Starwood Real Estate Income Trust is the second giant nontraded real estate investment trust to cut off investors trying to pull their money out in the past week.
The investment vehicle known as SREIT, which is managed by Starwood Capital and chaired by Starwood CEO Barry Sternlicht, refused to repurchase shares of some investors in November after redemption requests reached 3.2% of the REIT’s net asset value, Barron’s reports.
SREIT, which has been among the most active investors in commercial real estate, has more than $125B in assets under management, according to Barron’s. SREIT is the second-largest nontraded REIT, behind Blackstone Real Estate Income Trust.
Last week, BREIT also halted investor redemptions last week after it witnessed a burst in repurchase requests and had to prevent “a liquidity mismatch,” Bloomberg reported. The limits on redemptions are in place to prevent the funds from being forced to sell assets.
BREIT owns $69B in real estate. Both nontraded REITs limit withdrawal requests to 2% of their net asset value per month, Barron’s reported.
SREIT and BREIT have outperformed the publicly traded REIT market, The Wall Street Journal reported. Publicly traded REITs' shares are down 26% this year on average, according to MSCI US REIT Index.
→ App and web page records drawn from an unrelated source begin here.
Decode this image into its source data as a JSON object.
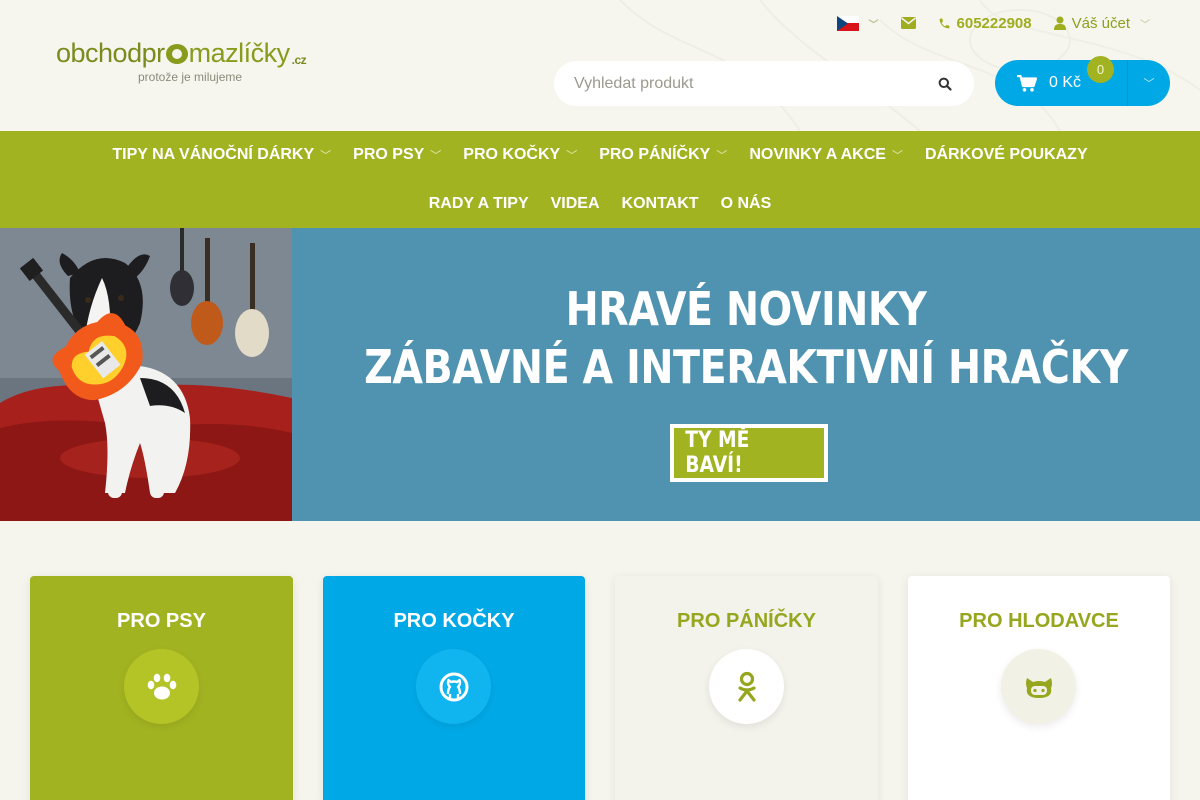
{
  "header": {
    "logo": {
      "text_part1": "obchodpr",
      "text_part2": "mazlíčky",
      "tld": ".cz",
      "tagline": "protože je milujeme"
    },
    "topbar": {
      "language": {
        "flag": "cz-flag-icon"
      },
      "email_icon": "envelope-icon",
      "phone": "605222908",
      "account": "Váš účet"
    },
    "search": {
      "placeholder": "Vyhledat produkt"
    },
    "cart": {
      "total": "0 Kč",
      "count": "0"
    }
  },
  "nav": {
    "row1": [
      {
        "label": "TIPY NA VÁNOČNÍ DÁRKY",
        "has_dropdown": true
      },
      {
        "label": "PRO PSY",
        "has_dropdown": true
      },
      {
        "label": "PRO KOČKY",
        "has_dropdown": true
      },
      {
        "label": "PRO PÁNÍČKY",
        "has_dropdown": true
      },
      {
        "label": "NOVINKY A AKCE",
        "has_dropdown": true
      },
      {
        "label": "DÁRKOVÉ POUKAZY",
        "has_dropdown": false
      }
    ],
    "row2": [
      {
        "label": "RADY A TIPY"
      },
      {
        "label": "VIDEA"
      },
      {
        "label": "KONTAKT"
      },
      {
        "label": "O NÁS"
      }
    ]
  },
  "banner": {
    "title_line1": "HRAVÉ NOVINKY",
    "title_line2": "ZÁBAVNÉ A INTERAKTIVNÍ HRAČKY",
    "button": "TY MĚ BAVÍ!"
  },
  "categories": [
    {
      "title": "PRO PSY",
      "icon": "paw-icon",
      "color": "#a2b321"
    },
    {
      "title": "PRO KOČKY",
      "icon": "cat-icon",
      "color": "#00a9e6"
    },
    {
      "title": "PRO PÁNÍČKY",
      "icon": "person-icon",
      "color": "#f3f3ec"
    },
    {
      "title": "PRO HLODAVCE",
      "icon": "rodent-icon",
      "color": "#ffffff"
    }
  ],
  "colors": {
    "brand_green": "#a2b321",
    "brand_blue": "#00a9e6",
    "banner_blue": "#4f93b1"
  }
}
At the same time, some nontraded REITs are returning 10% even as interest rates have quickly risen and sectors like office experience rising vacancies, the WSJ reported.
Nontraded REITs raise money through individual investors, and their portfolios are valued monthly by the funds’ sponsors and appraisers.
While all nontraded REITs have withdrawal limits to prevent managers from being forced to sell off some of their holdings to satisfy redemptions, Barron’s reported that REIT operators risk rattling investor nerves when closing the gate doors.
“These limits are designed to protect existing investors and the long-term health of the vehicle, and ultimately to maximize shareholder value,” SREIT executives wrote to investors in a letter obtained by Barron’s.